_Work to complete_.
Print every entry below exactly, leaving out the pictures.

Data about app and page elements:
========

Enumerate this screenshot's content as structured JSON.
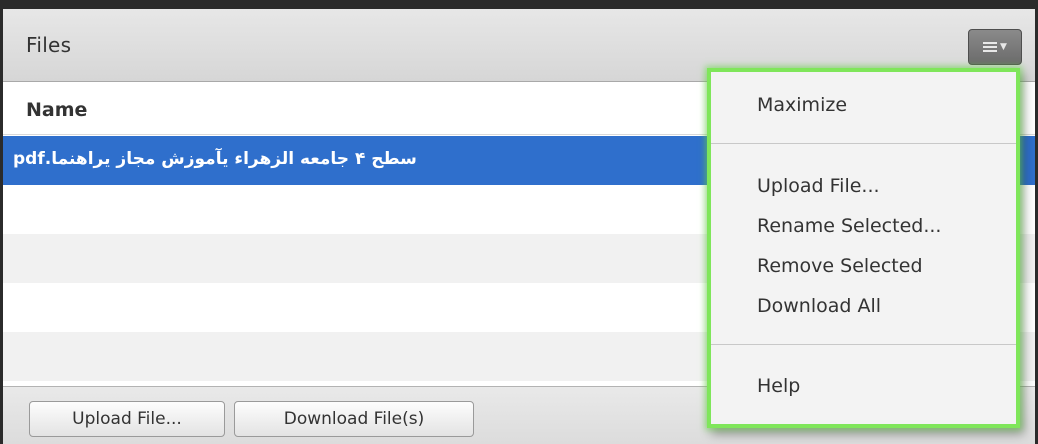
{
  "panel": {
    "title": "Files",
    "menu_button_icon": "menu-icon"
  },
  "table": {
    "column_name": "Name",
    "rows": [
      {
        "name": "سطح ۴ جامعه الزهراء یآموزش مجاز یراهنما.pdf",
        "selected": true
      }
    ]
  },
  "footer": {
    "upload_label": "Upload File...",
    "download_label": "Download File(s)"
  },
  "menu": {
    "maximize": "Maximize",
    "upload_file": "Upload File...",
    "rename_selected": "Rename Selected...",
    "remove_selected": "Remove Selected",
    "download_all": "Download All",
    "help": "Help"
  },
  "colors": {
    "selection": "#2f6fcc",
    "menu_highlight_border": "#7fe65a"
  }
}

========

_Solved exercise_.
Enumerate this screenshot's content as structured JSON.
{
  "panel": {
    "title": "Files",
    "menu_button_icon": "menu-icon"
  },
  "table": {
    "column_name": "Name",
    "rows": [
      {
        "name": "سطح ۴ جامعه الزهراء یآموزش مجاز یراهنما.pdf",
        "selected": true
      }
    ]
  },
  "footer": {
    "upload_label": "Upload File...",
    "download_label": "Download File(s)"
  },
  "menu": {
    "maximize": "Maximize",
    "upload_file": "Upload File...",
    "rename_selected": "Rename Selected...",
    "remove_selected": "Remove Selected",
    "download_all": "Download All",
    "help": "Help"
  },
  "colors": {
    "selection": "#2f6fcc",
    "menu_highlight_border": "#7fe65a"
  }
}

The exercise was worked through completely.